Sometimes good people develop strong relationships with their romantic partner’s children. These people often take on the role of a parent even though they are not technically the child’s legal parent. If that romantic relationship ends, in Illinois, that functional parent can lose all rights to have any custody or visitation with the child. However, other jurisdictions have taken a different approach
What is a Functional Parent Theory?
A claim for custodial or visitation rights is a claim that, while there is no official legal parent-child relationship, the existence of a de facto parent-child relationship should allow the functional parent to make a claim for custody or visitation anyway. The Illinois Marriage and Dissolution of Marriage Act allows non-parents to petition for custody rights, but only in situations where the child is not in the physical custody of his or her parent.
The Illinois Parentage Act defines a parent-child relationship as being the legal relationship between a child and his or her natural or adoptive parents. Therefore, the Illinois statutory scheme does not allow for functional parents to petition for custody unless the child is not in the custody of a parent already. Functional parents have argued that despite this lack of statutory recognition, they should be able to petition for custody anyway. This is, in part, because family law has a history of recognizing that functioning as a parent can lead to legal recognition as a parent.
Functional Parent Theories Not Recognized in Illinois
Nationwide, various legislatures have crafted remedies to the problem of people who have acted as parents but lack rights when their relationship with a child’s legal parent ends. This sort of issue has come up often in same-sex relationships in places where same-sex couples are not allowed to adopt a child together, but where one member of the relationship is allowed to adopt the child as a single person. It also comes up in international adoptions where one partner is eligible to adopt under a foreign country’s laws, but the other is not.
Acknowledging that this is a real issue and that in some cases functional parents being able to obtain custody or visitation may be in a child’s best interests, some legislatures have crafted remedies for functional parents. The Illinois legislature has not. The Illinois Supreme Court had the opportunity to afford these individuals rights, but decided not to because the complex policy issues surrounding the issue make it one that is better left to the legislature to decide. Hence, functional parents in Illinois have no real legal options to obtain custodial or visitation rights if a child’s legally recognized parent does not wish to cooperate.

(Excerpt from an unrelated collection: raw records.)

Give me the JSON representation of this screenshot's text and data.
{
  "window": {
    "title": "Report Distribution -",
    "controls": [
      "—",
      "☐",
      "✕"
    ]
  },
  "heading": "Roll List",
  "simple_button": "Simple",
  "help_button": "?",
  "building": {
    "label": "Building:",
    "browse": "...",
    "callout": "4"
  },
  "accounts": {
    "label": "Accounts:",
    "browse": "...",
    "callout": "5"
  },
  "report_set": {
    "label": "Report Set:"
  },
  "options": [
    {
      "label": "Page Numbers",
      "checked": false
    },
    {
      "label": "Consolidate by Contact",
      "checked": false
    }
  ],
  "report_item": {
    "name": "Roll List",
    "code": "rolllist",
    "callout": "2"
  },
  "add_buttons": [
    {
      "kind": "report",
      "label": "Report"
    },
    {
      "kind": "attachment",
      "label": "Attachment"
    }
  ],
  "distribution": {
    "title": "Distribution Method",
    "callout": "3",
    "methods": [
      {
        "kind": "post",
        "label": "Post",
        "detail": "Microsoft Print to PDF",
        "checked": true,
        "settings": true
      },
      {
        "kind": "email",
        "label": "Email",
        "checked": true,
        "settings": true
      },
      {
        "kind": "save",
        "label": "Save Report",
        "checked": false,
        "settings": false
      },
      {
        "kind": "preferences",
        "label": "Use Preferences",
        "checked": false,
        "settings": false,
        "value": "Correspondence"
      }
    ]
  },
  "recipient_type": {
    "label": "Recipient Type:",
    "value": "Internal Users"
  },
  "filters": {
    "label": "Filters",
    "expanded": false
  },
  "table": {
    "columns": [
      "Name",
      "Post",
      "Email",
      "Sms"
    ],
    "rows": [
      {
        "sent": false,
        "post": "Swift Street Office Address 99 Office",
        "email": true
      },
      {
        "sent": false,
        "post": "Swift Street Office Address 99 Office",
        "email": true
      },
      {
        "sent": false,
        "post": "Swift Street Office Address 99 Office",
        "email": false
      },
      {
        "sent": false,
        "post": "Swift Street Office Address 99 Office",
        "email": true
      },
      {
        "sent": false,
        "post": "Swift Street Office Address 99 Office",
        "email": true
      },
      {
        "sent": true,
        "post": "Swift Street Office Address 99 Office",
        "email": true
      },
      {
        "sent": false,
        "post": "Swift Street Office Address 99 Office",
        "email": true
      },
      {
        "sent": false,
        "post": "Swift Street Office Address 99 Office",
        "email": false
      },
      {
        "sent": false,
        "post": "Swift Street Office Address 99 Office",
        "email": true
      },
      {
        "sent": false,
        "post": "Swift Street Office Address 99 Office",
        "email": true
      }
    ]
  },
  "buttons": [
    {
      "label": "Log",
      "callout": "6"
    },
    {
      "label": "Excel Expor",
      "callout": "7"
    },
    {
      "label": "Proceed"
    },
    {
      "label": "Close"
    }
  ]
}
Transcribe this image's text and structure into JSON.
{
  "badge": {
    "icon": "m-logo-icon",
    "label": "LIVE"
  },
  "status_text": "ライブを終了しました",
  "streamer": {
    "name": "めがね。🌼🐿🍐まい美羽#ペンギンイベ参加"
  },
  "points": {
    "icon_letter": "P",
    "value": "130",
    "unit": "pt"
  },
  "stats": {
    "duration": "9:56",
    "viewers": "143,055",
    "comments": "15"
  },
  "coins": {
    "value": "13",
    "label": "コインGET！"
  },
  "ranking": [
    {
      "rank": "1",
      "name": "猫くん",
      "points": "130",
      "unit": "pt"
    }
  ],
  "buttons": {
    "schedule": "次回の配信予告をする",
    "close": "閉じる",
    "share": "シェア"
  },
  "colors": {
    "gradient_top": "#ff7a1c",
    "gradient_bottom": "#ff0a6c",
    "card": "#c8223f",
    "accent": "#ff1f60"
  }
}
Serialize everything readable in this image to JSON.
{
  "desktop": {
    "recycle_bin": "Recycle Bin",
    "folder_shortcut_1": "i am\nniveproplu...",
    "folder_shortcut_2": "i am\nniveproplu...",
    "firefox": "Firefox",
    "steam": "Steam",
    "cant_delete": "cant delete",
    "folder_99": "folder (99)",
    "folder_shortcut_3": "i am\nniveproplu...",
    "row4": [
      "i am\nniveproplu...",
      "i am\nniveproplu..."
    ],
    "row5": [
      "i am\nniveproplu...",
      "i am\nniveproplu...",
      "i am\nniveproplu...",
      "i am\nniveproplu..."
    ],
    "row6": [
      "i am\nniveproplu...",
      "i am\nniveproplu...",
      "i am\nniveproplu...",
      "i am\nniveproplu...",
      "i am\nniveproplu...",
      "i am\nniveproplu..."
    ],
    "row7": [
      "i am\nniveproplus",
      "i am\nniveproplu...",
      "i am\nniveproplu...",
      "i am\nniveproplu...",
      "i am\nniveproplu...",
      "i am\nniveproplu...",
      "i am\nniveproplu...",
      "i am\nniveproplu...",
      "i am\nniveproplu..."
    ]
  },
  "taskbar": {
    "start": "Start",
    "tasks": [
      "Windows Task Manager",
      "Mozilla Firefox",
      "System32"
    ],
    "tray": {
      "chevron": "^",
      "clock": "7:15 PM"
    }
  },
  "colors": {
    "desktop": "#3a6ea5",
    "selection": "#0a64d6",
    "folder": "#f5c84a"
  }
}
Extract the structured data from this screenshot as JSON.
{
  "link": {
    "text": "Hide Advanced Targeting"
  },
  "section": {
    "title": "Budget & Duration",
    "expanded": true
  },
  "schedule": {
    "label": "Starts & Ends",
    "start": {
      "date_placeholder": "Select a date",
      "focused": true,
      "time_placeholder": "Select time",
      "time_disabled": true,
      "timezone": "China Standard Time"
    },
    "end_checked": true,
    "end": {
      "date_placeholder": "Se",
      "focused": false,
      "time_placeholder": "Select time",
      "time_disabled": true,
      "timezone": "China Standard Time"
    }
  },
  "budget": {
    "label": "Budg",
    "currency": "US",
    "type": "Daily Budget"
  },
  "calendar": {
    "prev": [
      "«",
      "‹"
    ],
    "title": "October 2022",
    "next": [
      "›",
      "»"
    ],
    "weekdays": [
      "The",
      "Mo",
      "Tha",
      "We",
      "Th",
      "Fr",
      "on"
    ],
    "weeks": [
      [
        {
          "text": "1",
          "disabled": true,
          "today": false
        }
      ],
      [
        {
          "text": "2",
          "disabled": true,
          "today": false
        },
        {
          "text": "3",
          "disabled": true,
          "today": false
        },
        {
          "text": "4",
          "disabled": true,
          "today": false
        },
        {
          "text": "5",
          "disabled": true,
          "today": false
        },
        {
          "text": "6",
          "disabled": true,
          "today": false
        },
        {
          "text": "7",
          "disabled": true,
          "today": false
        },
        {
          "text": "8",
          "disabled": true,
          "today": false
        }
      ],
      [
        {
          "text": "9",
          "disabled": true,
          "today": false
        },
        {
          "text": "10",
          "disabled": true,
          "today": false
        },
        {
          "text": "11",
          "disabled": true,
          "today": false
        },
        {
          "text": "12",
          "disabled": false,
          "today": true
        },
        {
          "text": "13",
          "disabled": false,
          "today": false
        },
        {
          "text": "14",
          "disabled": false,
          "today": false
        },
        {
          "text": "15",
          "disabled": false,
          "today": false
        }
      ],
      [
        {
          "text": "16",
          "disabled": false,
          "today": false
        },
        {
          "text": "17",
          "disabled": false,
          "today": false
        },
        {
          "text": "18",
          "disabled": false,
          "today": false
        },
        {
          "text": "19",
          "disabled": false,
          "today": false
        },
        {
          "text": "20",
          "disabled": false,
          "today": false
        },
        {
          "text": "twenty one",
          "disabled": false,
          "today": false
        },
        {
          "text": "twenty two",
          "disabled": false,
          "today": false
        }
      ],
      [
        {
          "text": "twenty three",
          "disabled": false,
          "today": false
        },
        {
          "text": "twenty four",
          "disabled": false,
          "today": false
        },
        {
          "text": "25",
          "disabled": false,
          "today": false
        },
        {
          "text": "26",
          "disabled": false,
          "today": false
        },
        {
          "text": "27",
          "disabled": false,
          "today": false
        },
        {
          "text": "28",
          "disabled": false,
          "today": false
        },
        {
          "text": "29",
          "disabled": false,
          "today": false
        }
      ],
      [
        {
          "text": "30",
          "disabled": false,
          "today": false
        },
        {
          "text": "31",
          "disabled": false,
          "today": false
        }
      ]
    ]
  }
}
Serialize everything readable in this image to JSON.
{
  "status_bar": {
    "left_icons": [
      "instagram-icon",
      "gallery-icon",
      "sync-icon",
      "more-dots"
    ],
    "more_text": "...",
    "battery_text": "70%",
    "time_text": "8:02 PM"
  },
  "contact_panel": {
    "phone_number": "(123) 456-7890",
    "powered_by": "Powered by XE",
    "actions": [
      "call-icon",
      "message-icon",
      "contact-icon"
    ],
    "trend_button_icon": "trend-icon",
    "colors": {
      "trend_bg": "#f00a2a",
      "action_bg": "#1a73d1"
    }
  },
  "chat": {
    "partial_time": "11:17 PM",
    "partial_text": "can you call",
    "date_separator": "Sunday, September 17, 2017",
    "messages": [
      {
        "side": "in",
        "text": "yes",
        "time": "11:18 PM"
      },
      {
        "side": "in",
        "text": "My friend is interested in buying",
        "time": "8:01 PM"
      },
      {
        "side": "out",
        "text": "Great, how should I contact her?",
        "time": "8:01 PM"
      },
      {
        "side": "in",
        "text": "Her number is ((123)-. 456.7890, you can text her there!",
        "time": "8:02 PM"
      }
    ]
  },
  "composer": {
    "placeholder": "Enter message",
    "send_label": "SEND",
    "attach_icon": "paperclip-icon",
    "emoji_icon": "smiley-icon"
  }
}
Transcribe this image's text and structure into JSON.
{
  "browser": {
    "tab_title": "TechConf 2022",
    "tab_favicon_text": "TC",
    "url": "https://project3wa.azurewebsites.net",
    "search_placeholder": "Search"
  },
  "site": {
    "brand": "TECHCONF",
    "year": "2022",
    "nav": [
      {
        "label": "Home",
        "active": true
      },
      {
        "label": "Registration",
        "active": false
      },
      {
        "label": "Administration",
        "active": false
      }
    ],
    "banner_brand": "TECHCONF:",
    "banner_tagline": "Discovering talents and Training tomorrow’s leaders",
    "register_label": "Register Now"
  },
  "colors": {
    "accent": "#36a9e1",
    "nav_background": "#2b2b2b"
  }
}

This means that in order for functional parents to obtain access to the children they have raised as their own, they will have to work with the legally recognized parent unless and until the Illinois legislature decides to act.
Call Sullivan Taylor, Gumina & Palmer, P.C.
Disputes over child custody can be contentious. Winning these battles can be difficult, which is why you need the help of a skilled Illinois family law attorney. Call Sullivan Taylor, Gumina & Palmer, P.C. at 630-665-7676 for help.